"[Bush and Republican nominee John McCain have] got to answer for the fact that Iran is the greatest strategic beneficiary of our invasion of Iraq. It made Iran stronger, George Bush's policies," he said.

"They're going to have to explain why Hamas now controls Gaza, Hamas that was strengthened because the United States insisted that we should have democratic elections in the Palestinian Authority," he added.

Obama, relishing a long-distance debate with Bush on foreign policy, said the president had contributed to Tehran's rise in the Middle East by launching the Iraq war, which he said had removed Baghdad as a counterweight to Iran.

The Illinois senator said Republican presidential nominee John McCain was as much to blame as Bush for what he termed a failure of U.S. policy in the Middle East.

"They're trying to fool you, and trying to scare you, and they're not telling the truth. And the reason is because they can't win a foreign policy debate on the merits. But it's not going to work," said Obama, the Democratic front-runner vying to face McCain in the November presidential election.

Speaking to reporters after a speech, Obama said if elected president he would meet, with preparation but without preconditions, leaders Bush has avoided - Iranian President Mahmoud Ahmadinejad, Syrian President Bashar al-Assad, North Korea's Kim Jong-il and Venezuelan President Hugo Chavez.

"I would engage in direct talks," he said.

Iran, Syria and North Korea are considered by the U.S. State Department to be state sponsors of terrorism while Venezuela has stoked anti-American sentiment in South America.

Obama accused Bush on Friday of "fear-mongering" for suggesting Democrats wanted to appease terrorists and vowed to meet leaders of hostile nations like Iran if elected.

Bush triggered Democratic outrage on Thursday by saying in a speech before the Knesset in Jerusalem that some politicians would pursue the "false comfort of appeasement" by negotiating with militant groups like Hamas and Hezbollah organizations and Iran.

Obama said Bush and McCain were guilty of "bombast, exaggerations and fear-mongering."

The White House said it was baffled at the heat of the Democratic response, saying Bush had been making similar statements for years.

"I would encourage you to ask them what sentences that they disagree with, what specific sentence," White House counselor Ed Gillespie said on the Air Force One flight to Saudi Arabia.

The McCain campaign derided Obama for what it called "the same tired partisan rants."

"It was remarkable to see Barack Obama's hysterical diatribe in response to a speech in which his name wasn't even mentioned," said McCain spokesman Tucker Bounds.

The episode allowed Obama to talk directly to Bush and elevate himself on the national stage as he tried to wrap up the Democratic presidential nomination. Even party rival Hillary Clinton has rushed to Obama's defense on the issue.

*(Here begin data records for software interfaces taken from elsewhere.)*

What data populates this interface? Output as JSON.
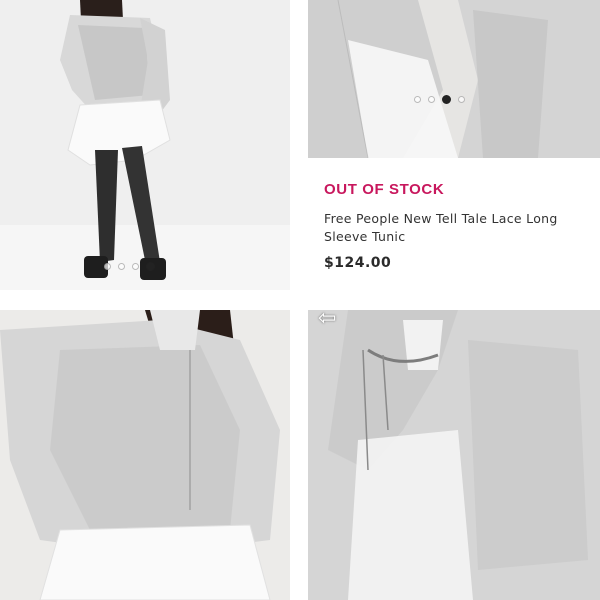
{
  "product": {
    "stock_status": "OUT OF STOCK",
    "name": "Free People New Tell Tale Lace Long Sleeve Tunic",
    "price": "$124.00"
  },
  "colors": {
    "stock_accent": "#c8175d",
    "text_primary": "#333333"
  },
  "gallery": {
    "main_carousel": {
      "count": 4,
      "active_index": 3
    },
    "detail_carousel": {
      "count": 4,
      "active_index": 2
    }
  },
  "icons": {
    "back": "back-arrow-icon"
  },
  "arrow_glyph": "⇦"
}
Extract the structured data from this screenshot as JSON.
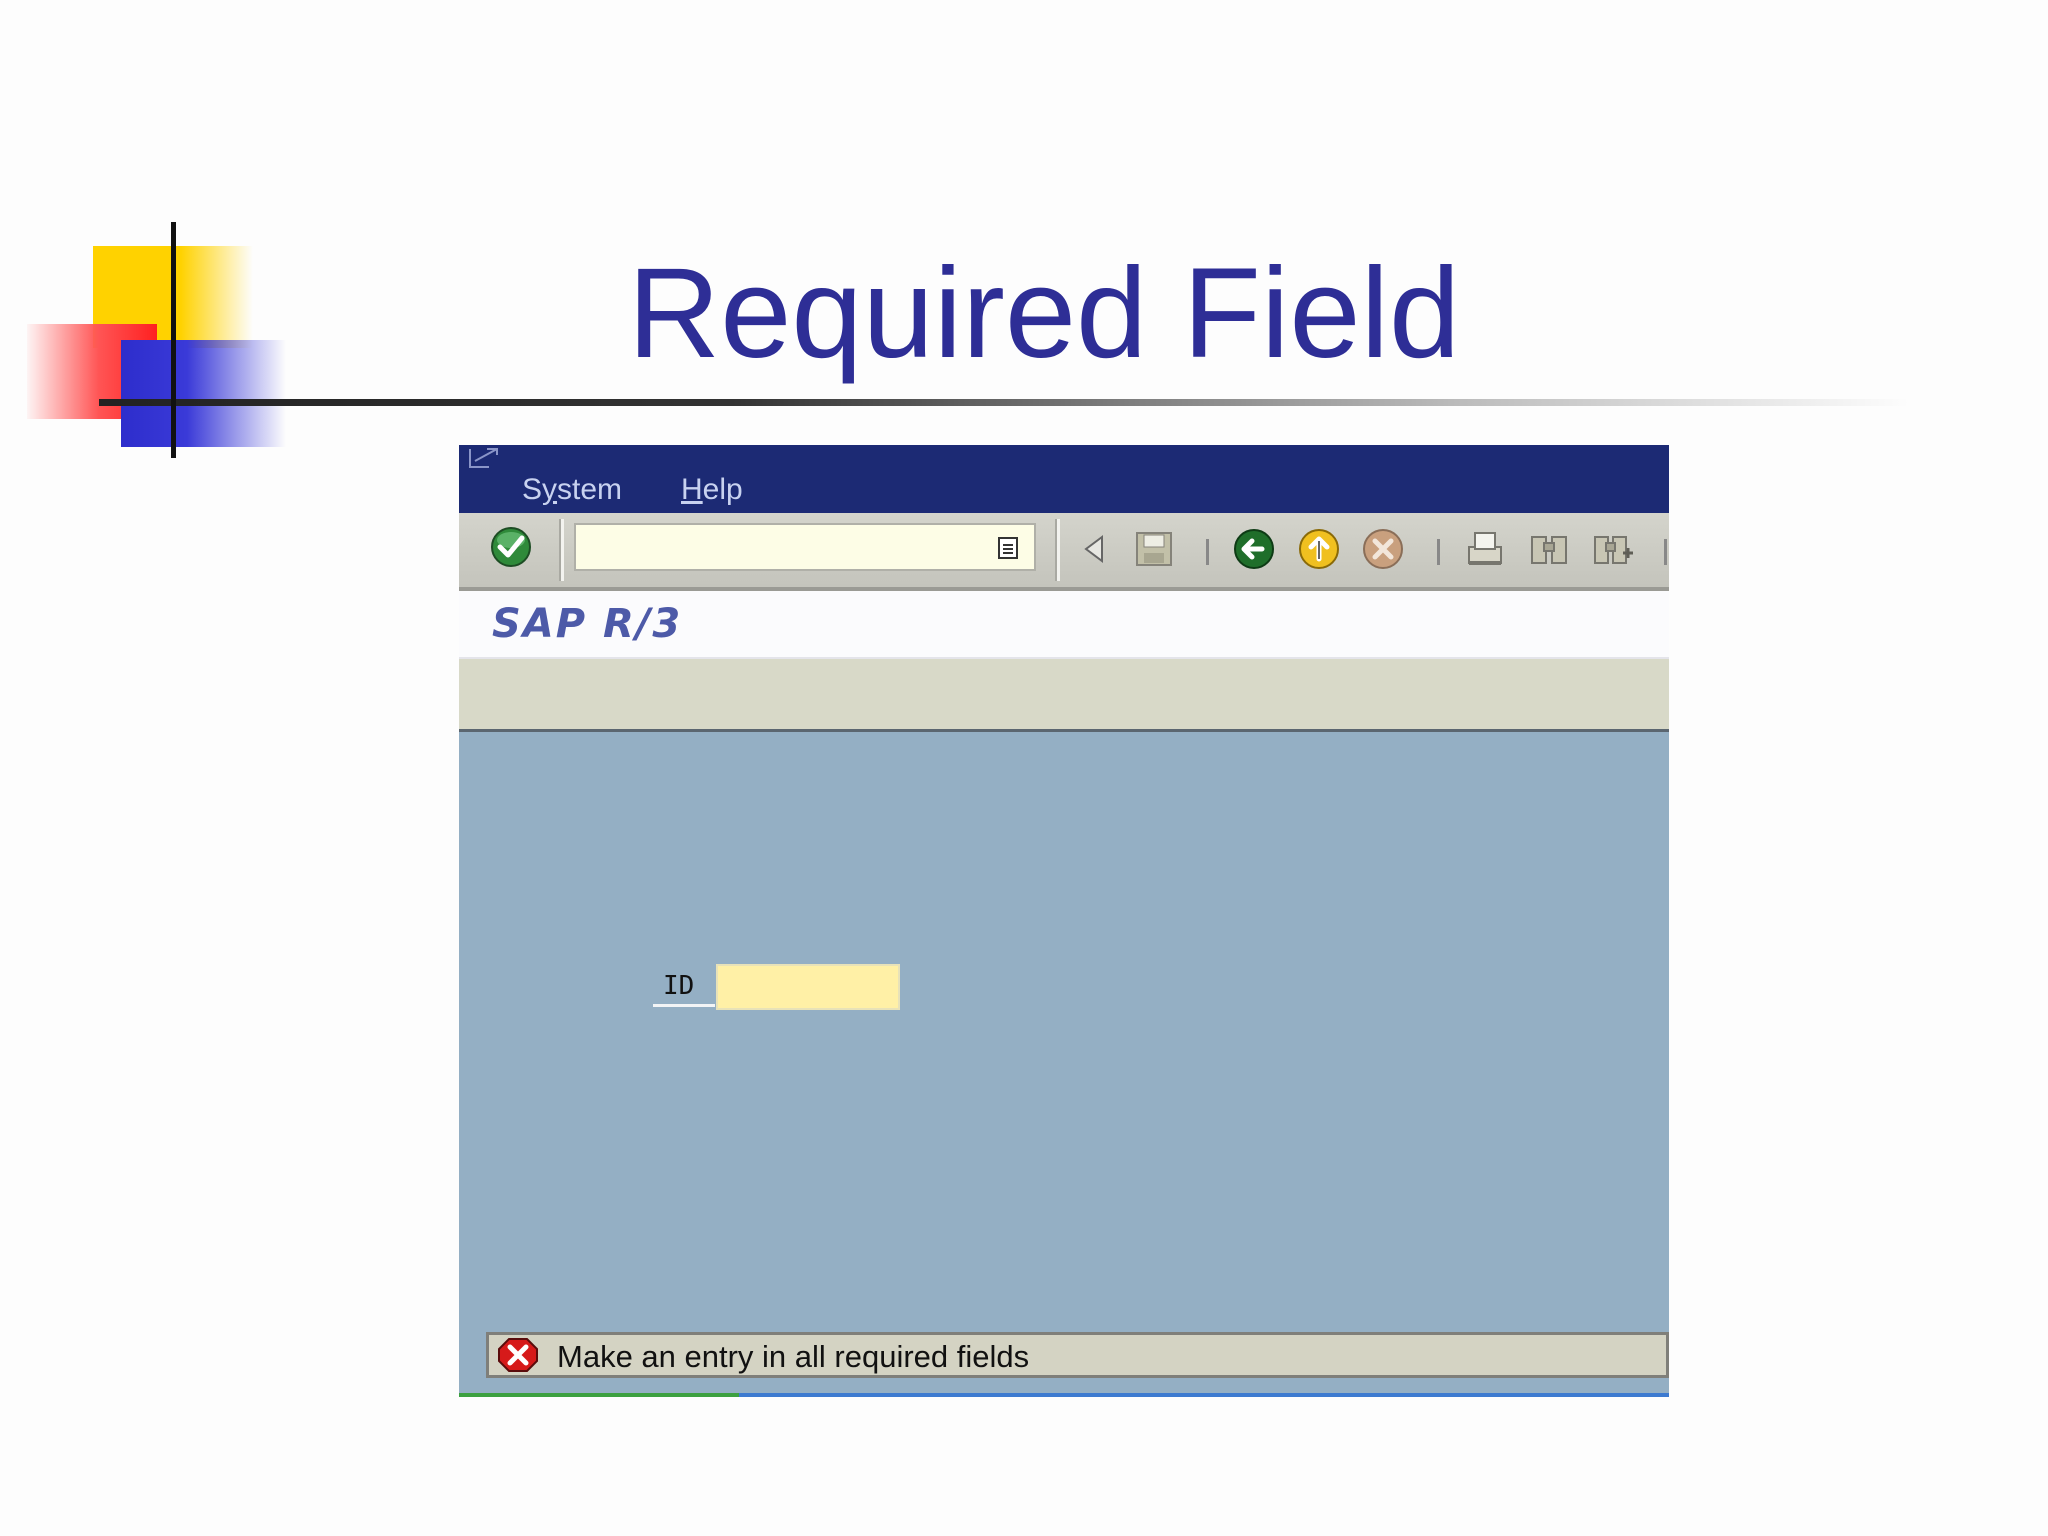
{
  "slide": {
    "title": "Required Field"
  },
  "sap": {
    "menu": {
      "system_label": "System",
      "system_underline": "y",
      "system_rest_before": "S",
      "system_rest_after": "stem",
      "help_underline": "H",
      "help_rest": "elp"
    },
    "command_field": {
      "value": ""
    },
    "toolbar_icons": [
      "enter-check-icon",
      "back-triangle-icon",
      "save-icon",
      "back-green-icon",
      "exit-yellow-icon",
      "cancel-icon",
      "print-icon",
      "find-icon",
      "find-next-icon"
    ],
    "logo": "SAP R/3",
    "form": {
      "id_label": "ID",
      "id_value": ""
    },
    "status": {
      "message": "Make an entry in all required fields",
      "type": "error"
    },
    "colors": {
      "menubar": "#1c2a74",
      "workarea": "#94afc4",
      "required_field": "#fff0a6",
      "title": "#2e2e96"
    }
  }
}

Weakened by the Iraq war and ailing economy, Republicans hope to convince Americans that Obama is too inexperienced to be trusted as commander in chief - a point McCain tried to make on Thursday.

But Obama sought to turn the experience question around on Bush and McCain.

"They've got to answer for the fact that Iran is the greatest strategic beneficiary of our invasion of Iraq. It made Iran stronger, George Bush's policies," he said.

"They're going to have to explain why Hamas now controls Gaza, Hamas that was strengthened because the United States insisted that we should have democratic elections in the Palestinian Authority," he added.